### Work to be completed
Check each line of the data below for the string "checked". Then give the number of lines that have it, without anything else.

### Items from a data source
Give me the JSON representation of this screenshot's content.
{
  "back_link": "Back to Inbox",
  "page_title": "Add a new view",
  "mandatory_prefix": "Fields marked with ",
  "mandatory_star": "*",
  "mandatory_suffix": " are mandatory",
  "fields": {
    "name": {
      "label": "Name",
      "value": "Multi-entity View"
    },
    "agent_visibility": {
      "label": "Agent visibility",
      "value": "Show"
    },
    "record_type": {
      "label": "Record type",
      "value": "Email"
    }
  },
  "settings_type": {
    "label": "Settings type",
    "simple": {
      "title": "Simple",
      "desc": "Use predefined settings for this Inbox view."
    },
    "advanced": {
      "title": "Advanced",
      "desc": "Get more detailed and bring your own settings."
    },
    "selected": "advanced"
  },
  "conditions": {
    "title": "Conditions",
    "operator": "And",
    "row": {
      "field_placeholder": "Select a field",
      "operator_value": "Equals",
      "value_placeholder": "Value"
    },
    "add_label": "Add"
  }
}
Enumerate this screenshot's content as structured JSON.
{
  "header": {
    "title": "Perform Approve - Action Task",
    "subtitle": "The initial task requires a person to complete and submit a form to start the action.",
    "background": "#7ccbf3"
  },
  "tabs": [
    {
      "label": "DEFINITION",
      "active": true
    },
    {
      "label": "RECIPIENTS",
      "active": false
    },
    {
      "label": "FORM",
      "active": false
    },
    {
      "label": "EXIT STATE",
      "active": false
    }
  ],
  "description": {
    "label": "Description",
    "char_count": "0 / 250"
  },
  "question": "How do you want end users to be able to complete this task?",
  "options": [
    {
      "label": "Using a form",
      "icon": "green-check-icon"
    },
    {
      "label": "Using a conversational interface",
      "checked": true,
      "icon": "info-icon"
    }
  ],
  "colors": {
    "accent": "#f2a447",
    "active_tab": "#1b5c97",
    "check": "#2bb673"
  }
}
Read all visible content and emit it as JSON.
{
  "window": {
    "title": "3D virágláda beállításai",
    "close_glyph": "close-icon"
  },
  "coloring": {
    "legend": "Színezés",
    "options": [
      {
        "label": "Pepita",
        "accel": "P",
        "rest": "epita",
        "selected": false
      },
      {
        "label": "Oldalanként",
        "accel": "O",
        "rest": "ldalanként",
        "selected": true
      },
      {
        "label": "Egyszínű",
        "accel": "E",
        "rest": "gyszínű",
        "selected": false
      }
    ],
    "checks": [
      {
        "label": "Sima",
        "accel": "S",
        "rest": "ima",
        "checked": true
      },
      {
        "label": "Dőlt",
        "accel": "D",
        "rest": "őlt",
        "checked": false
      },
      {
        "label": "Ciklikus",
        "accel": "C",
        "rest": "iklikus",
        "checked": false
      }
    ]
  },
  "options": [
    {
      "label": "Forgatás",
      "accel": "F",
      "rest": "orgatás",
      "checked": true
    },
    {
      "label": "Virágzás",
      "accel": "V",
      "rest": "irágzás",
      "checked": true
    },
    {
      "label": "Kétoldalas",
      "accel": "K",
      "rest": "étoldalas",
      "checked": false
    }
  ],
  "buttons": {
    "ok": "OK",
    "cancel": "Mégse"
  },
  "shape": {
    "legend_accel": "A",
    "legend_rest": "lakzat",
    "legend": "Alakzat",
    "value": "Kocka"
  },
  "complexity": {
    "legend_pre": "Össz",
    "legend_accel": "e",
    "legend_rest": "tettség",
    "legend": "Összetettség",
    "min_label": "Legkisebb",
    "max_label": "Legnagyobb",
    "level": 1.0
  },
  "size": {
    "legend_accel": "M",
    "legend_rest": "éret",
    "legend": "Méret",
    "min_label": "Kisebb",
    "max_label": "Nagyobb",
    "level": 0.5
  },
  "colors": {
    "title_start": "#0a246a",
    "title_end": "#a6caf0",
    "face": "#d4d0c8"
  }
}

### Exercise answer
7